A recent report sheds light on how more than 55,000 California residents are being served up illegal and unsafe levels of arsenic in their tap water. California was found to be in noncompliance 3 years ago with the law regulating safe amounts of arsenic in water, with residents still being exposed to it.
The highest level of arsenic was found at Valley Teen Ranch in Madera County, a group home for troubled teen boys. In the facility, 50 underage boys were exposed to levels of arsenic 12 times the legal limit from 2011 to 2015. The Environmental Integrity Project reports that 13 school districts and 58 residential communities across the state are exposed to the contaminated water. Ninety-five water systems contain arsenic at 10 parts per billion, which is above the federal standards. 

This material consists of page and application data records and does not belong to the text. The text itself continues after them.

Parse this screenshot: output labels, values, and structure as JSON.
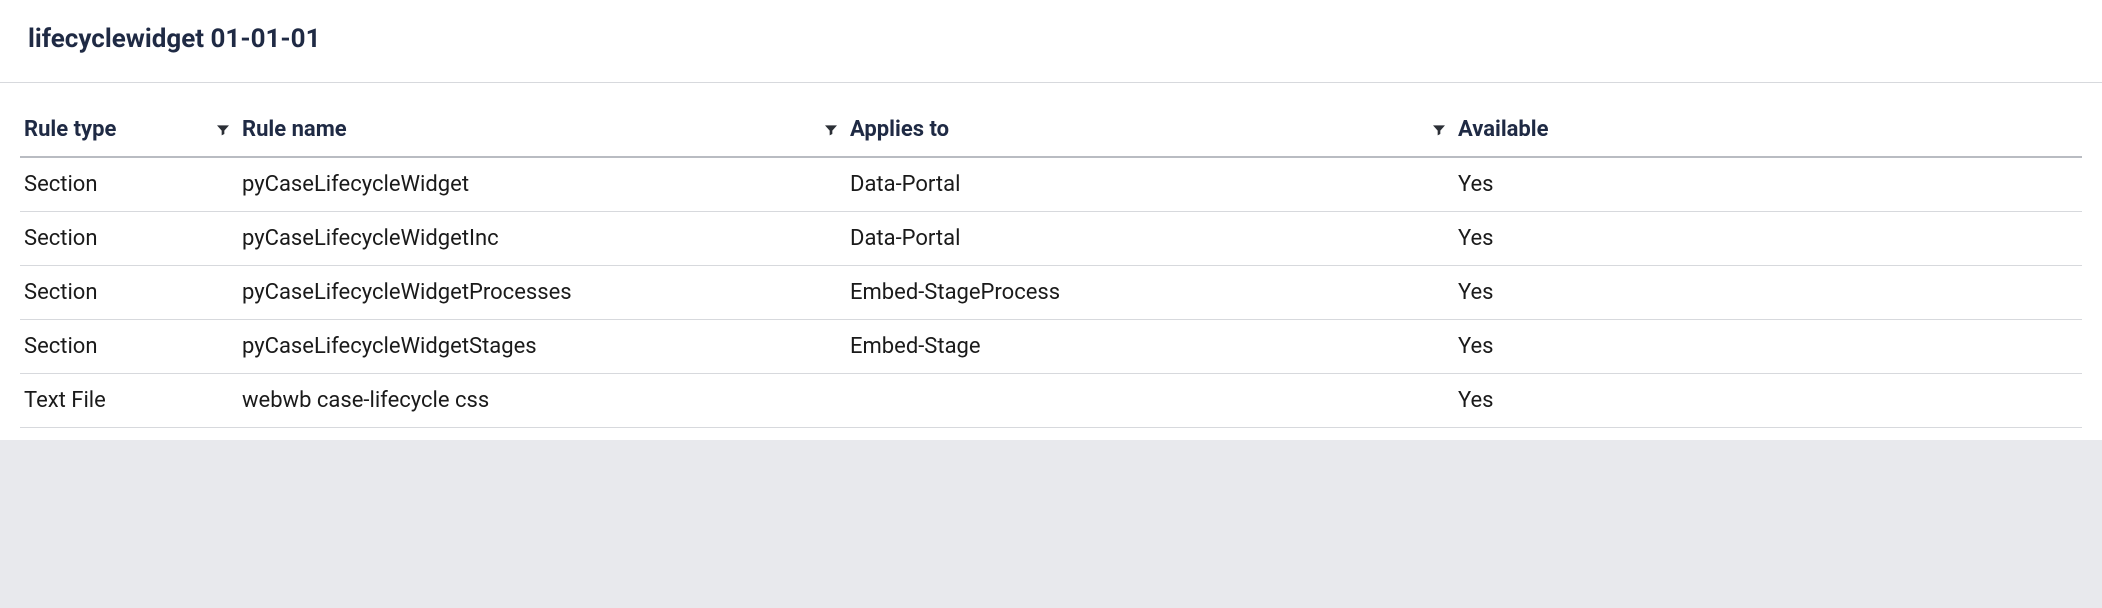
{
  "header": {
    "title": "lifecyclewidget 01-01-01"
  },
  "table": {
    "columns": [
      {
        "label": "Rule type",
        "filter": true
      },
      {
        "label": "Rule name",
        "filter": true
      },
      {
        "label": "Applies to",
        "filter": true
      },
      {
        "label": "Available",
        "filter": false
      }
    ],
    "rows": [
      {
        "type": "Section",
        "name": "pyCaseLifecycleWidget",
        "applies": "Data-Portal",
        "available": "Yes"
      },
      {
        "type": "Section",
        "name": "pyCaseLifecycleWidgetInc",
        "applies": "Data-Portal",
        "available": "Yes"
      },
      {
        "type": "Section",
        "name": "pyCaseLifecycleWidgetProcesses",
        "applies": "Embed-StageProcess",
        "available": "Yes"
      },
      {
        "type": "Section",
        "name": "pyCaseLifecycleWidgetStages",
        "applies": "Embed-Stage",
        "available": "Yes"
      },
      {
        "type": "Text File",
        "name": "webwb case-lifecycle css",
        "applies": "",
        "available": "Yes"
      }
    ]
  }
}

California has made progress in decreasing levels of arsenic in the water over the past few years, but the necessary improvements aren’t happening everywhere. Wealthier communities can often afford filtration systems that allow their residents to have clean, filtered water in their taps. But this is hardly the case for those who are struggling financially. The report estimates that most of the citizens who have been exposed to high levels of arsenic for over 5 years are African-American, Latino, and/or poor.
Many are complaining that the state is coercing people into drinking contaminated water by not properly notifying them or equipping them with the means to deal with it. Many utilities companies have told people that they do not need to seek an alternate source of water, nor do they need to boil it before consuming. However, private well owners are being warned much more seriously about the contamination. 
The state has given well owners the following warning, which severely contrasts what it is telling other residents:
“If you suspect that your well may have arsenic, you should not use the water until it is tested, and you take appropriate measures to protect yourself and your family from potential chronic health effects if arsenic is present.”
Prolonged exposure to arsenic may not cause any acute issues, but it is linked to bladder, liver and kidney cancer, cardiovascular disease, and can also serve to impair children’s development.
Environmental protection agencies are also concerned that just because people know of the problem, doesn’t mean they are able to do anything about it due to their income levels. The EIP states that the “right to know” does not always translate to the “right to act.”
 Fresno Bee